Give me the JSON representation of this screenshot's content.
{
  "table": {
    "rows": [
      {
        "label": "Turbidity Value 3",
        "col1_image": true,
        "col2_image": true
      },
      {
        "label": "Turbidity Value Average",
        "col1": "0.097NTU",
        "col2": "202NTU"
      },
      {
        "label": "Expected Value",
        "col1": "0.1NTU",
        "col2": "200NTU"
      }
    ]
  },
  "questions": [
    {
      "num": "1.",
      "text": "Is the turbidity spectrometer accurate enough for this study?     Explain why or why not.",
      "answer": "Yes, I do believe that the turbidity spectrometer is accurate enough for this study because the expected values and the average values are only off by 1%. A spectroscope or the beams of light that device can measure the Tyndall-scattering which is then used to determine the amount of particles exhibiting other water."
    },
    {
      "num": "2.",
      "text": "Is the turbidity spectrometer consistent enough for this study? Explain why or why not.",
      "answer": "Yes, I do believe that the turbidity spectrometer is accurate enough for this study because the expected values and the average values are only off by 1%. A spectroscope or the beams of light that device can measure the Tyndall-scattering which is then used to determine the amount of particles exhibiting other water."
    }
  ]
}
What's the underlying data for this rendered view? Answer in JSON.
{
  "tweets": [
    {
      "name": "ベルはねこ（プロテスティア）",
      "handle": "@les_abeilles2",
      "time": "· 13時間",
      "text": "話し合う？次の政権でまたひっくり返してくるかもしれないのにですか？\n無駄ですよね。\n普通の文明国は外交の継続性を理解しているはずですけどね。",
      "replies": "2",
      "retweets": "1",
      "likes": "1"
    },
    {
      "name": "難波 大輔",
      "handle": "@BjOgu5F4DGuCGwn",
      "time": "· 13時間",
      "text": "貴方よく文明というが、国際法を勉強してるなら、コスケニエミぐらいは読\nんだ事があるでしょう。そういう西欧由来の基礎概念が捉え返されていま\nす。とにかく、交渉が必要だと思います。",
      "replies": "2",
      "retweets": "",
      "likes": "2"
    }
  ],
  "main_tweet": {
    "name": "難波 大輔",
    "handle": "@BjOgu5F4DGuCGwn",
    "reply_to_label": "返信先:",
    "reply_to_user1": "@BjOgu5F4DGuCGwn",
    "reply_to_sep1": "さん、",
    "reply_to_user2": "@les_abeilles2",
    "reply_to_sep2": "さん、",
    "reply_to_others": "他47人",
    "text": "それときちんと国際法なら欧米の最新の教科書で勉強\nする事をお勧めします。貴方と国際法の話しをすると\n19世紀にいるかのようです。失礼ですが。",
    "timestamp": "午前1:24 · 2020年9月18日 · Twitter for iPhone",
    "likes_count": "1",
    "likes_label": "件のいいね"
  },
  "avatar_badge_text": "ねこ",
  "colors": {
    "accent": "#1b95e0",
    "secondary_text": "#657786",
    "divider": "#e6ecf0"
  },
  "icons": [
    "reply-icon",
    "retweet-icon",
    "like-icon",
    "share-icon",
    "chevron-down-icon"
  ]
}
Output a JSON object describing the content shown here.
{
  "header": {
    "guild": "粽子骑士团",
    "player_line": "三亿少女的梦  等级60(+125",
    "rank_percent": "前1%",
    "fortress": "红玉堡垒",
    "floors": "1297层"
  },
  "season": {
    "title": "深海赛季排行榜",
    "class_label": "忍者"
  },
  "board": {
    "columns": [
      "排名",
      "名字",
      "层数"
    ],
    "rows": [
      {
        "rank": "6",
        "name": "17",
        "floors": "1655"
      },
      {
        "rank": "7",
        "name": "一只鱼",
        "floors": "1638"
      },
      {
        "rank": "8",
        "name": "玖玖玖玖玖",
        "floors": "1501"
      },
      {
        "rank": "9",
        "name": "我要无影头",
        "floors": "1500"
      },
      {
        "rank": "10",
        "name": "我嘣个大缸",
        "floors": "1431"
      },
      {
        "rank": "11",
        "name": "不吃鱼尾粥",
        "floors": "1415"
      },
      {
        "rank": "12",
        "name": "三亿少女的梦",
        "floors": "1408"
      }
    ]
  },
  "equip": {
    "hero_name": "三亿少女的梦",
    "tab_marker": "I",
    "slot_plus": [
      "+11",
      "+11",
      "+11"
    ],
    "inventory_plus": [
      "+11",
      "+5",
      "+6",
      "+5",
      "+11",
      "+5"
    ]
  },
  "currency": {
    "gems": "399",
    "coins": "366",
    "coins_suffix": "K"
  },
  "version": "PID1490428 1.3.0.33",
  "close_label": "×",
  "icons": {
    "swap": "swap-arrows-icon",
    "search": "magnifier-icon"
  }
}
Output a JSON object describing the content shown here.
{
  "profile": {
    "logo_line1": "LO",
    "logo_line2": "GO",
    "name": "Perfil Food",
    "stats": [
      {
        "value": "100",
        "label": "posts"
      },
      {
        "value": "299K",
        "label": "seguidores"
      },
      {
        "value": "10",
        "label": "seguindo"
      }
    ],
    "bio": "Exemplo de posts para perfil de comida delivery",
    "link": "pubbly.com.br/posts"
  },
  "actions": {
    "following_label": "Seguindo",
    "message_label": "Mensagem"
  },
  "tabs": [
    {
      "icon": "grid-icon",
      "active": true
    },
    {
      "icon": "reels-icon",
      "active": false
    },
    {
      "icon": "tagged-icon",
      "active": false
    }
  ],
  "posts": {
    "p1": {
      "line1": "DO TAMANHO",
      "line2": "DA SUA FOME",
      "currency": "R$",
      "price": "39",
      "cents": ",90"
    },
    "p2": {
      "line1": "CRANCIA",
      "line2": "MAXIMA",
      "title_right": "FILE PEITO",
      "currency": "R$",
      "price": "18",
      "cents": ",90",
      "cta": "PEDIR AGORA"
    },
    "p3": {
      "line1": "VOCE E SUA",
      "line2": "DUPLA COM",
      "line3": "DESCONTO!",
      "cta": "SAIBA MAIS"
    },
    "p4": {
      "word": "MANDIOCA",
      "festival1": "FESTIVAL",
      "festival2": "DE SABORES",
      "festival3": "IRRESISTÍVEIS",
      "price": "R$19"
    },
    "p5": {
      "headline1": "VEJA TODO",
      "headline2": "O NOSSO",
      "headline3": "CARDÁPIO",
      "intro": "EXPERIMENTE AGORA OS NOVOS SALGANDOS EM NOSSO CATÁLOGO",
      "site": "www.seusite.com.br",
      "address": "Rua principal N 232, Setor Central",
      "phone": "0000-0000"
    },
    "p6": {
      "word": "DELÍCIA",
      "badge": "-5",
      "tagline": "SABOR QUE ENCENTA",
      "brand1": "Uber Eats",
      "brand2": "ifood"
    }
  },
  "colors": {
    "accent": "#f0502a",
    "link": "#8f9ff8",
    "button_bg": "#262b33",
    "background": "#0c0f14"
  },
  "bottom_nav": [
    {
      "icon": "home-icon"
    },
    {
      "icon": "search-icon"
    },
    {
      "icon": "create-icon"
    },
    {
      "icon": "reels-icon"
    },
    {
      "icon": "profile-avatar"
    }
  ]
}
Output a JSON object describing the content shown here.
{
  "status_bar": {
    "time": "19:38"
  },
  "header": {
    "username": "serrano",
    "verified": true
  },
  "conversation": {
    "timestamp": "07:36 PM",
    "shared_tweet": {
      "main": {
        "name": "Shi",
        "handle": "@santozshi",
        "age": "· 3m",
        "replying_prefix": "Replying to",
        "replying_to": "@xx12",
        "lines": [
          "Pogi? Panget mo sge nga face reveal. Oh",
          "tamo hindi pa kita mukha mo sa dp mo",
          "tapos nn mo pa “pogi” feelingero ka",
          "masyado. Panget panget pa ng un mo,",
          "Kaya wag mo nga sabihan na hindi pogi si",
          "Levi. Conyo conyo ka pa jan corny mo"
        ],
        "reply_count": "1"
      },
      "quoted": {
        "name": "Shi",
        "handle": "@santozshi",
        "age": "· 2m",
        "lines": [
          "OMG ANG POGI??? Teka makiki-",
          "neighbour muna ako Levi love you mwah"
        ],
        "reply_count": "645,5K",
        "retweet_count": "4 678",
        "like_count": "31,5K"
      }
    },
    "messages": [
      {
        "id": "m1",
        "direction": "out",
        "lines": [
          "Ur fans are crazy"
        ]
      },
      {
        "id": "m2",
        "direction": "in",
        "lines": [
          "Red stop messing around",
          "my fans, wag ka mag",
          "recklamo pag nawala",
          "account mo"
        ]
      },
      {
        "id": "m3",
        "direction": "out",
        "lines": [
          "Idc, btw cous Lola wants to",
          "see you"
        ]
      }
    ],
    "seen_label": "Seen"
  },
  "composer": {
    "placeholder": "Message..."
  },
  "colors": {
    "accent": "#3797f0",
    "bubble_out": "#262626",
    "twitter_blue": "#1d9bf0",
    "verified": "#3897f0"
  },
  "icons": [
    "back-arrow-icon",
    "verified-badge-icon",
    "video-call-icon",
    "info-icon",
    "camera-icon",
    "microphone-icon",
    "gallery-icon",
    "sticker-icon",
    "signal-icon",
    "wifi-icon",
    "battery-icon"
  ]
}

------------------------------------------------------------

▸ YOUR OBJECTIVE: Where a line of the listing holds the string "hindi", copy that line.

▸ SOLUTION FOR THIS PROBLEM:
          "tamo hindi pa kita mukha mo sa dp mo",
          "Kaya wag mo nga sabihan na hindi pogi si",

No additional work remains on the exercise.